This is the blog of music journalist Andy Welch. He's music editor at The Press Association and writes for NME, The Smith Journal and whoever else will have him, all the while hating referring to himself in the third person.
Apart from their second album, which I still think it pretty dreadful, I’ve always had a soft spot for Kasabian. I find a lot of the criticism directed at them and their music inaccurate, and the way their fans are derided is nothing short of class-based snobbery.
Serge and Tom from the band are also two of my favourite interviewees, both completely aware how they’re perceived and where their music fits Of course, they’re prone to huge statements, but as a journalist, give me that any day over measured and reserved and normal.
My prediction is their Glastonbury set is going to go down extremely well, and it’ll be Arcade Fire, not them or Metallica, who struggle. We shall see…
I interviewed Rick Hall and a few others for a piece about the brilliant Muscle Shoals film. I spoke to Rick for about an hour and he told me all sorts of amazing stories about working at FAME, what he thought the first time he heard Aretha Franklin sing, meeting Duane Allman and much more. He was an old-fashioned gentleman, and I have rarely enjoyed an interview as much.
Here’s Bradley Wiggins’ Soundtrack Of My Life for NME. Surprisingly, he likes The Who, Weller, Oasis, Ocean Colour Scene and a bit of soul music. He was a bit of a grump to start of with - he was launching a new clothing range at the Covent Garden Fred Perry shop and every Mod in London was after a photo - but once we found a little corner and he started telling stories about being a teenager going up to Camden to buy Oasis records he was lovely.
Here’s a piece I wrote for NME on Television’s Marquee Moon shows last year. It’s an album I love. I bought it when I was 18 - likely something to do with The Strokes’ Is This It? being released - and after a period of admiring it, fell for it in a big way.
I knew little of Tom Verlaine beforehand, but I knew he wasn’t much into nostalgia. The thought of asking him all about a 35-year-old record didn’t fill me with much hope, but he was in a good mood and while not really giving me much, was at least funny about it. He loves Warpaint too, so we had a good chat about their first record. I later heard he thought I was “a jolly fellow with a good sense of humour” which is nice. Not quite up there with Jon Bon Jovi telling me I “seemed quite intelligent”, but I’ll take what I can get.

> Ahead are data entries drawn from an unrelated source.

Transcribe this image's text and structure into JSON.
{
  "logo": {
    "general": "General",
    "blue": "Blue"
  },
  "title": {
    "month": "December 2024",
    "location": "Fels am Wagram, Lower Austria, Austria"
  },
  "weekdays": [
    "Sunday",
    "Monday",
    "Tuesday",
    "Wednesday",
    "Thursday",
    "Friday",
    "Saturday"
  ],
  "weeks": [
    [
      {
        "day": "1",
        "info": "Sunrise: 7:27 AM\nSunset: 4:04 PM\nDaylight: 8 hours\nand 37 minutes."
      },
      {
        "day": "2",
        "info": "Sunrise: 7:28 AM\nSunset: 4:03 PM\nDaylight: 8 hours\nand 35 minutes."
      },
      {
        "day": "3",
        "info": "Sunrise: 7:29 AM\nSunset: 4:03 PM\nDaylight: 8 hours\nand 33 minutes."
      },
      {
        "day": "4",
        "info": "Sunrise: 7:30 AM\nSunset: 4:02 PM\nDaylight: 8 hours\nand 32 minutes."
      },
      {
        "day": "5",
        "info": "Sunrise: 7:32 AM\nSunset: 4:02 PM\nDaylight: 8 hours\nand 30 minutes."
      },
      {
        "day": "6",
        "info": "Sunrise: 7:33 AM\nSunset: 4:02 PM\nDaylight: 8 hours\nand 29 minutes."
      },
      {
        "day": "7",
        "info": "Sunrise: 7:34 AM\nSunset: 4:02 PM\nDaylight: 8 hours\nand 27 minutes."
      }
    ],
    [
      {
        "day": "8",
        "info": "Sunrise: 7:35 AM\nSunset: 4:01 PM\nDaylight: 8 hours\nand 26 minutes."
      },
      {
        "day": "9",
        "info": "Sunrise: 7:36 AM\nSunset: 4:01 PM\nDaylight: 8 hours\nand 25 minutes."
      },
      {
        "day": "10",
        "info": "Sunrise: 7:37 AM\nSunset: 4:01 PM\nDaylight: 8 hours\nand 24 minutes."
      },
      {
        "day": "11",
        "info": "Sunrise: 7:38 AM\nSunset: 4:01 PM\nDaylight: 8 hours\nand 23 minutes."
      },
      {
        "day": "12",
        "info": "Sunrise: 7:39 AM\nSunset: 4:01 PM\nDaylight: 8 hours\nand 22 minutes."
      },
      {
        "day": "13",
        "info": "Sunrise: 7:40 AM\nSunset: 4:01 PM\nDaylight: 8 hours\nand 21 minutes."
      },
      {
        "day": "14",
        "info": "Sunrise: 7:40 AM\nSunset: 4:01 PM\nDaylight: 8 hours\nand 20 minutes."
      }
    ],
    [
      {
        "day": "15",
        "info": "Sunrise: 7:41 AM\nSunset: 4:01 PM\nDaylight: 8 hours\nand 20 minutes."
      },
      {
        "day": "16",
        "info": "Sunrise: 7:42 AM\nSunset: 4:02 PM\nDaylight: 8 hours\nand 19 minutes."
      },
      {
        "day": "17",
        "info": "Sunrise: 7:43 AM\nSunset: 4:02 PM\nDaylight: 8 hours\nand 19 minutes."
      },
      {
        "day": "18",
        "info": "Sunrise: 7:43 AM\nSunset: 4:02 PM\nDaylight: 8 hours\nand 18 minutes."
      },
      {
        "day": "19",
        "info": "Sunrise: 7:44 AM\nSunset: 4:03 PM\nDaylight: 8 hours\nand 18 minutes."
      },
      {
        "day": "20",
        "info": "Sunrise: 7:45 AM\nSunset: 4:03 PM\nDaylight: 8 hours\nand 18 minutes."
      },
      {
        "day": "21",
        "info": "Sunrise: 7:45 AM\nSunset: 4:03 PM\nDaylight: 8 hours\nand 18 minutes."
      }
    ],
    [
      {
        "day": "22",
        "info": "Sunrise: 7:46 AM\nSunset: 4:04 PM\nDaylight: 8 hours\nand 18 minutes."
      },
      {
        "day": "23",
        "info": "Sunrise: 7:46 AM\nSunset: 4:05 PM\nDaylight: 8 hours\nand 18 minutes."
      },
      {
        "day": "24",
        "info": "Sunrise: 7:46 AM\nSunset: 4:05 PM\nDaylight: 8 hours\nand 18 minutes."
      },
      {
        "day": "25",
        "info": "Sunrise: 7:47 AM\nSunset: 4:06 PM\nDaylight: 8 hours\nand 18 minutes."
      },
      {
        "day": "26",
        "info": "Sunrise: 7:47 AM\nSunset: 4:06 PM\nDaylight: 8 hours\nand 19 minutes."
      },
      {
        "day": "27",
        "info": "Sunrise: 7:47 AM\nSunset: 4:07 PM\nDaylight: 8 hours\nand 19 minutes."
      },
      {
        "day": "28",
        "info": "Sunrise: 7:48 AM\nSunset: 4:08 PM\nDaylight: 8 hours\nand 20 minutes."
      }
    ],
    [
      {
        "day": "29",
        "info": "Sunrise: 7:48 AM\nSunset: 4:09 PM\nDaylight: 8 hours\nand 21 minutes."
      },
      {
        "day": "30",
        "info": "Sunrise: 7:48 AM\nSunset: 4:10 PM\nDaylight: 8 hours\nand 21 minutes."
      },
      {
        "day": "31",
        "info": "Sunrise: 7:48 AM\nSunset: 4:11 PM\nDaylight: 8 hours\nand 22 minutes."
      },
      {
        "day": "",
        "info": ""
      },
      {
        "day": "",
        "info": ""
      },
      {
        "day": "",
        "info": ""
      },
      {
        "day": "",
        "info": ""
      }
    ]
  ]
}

This week’s NME features the 500 Greatest Albums Of All Time. As the coverline states, it’s ‘the final, definitive, definitely last of its kind’, and was a pretty huge undertaking for Mark Beaumont, who worked for a good few months on the project.
Like about 80 other people who either write or have written for NME, I was asked to submit a list of my Top 50 albums. There were few rules. I did my list a while ago, so by the time the magazine came out this week I’d almost forgotten it was happening.
This the most-recent piece I’ve written for The Smith Journal. It’s about Ralph Izzard, a man who led the most extraordinary life. It took a long time to research this piece - not a great deal had been written about him before. I spent about five months reading all the books and related material I could, tracking down members of his family and old colleagues. His children Miles and Sabrina were most helpful. The only person I couldn’t speak to was Jan Morris; a former colleague of Ralph’s in Naval Intelligence and The Times journalist who accompanied Hillary and Tenzing to the top of Everest.
I think it’s an incredible story. I’m surprised more people haven’t written about him, and even more surprised there isn’t a whole book or even film dedicated to him. Now there’s a thought…
So, it turns out my grandson is in trouble with the police. I know this because this afternoon I had a telephone conversation with DCI Paul Asher from Hammersmith and Fulham police. He told me my grandson had got into a spot of bother and he was calling to let me know.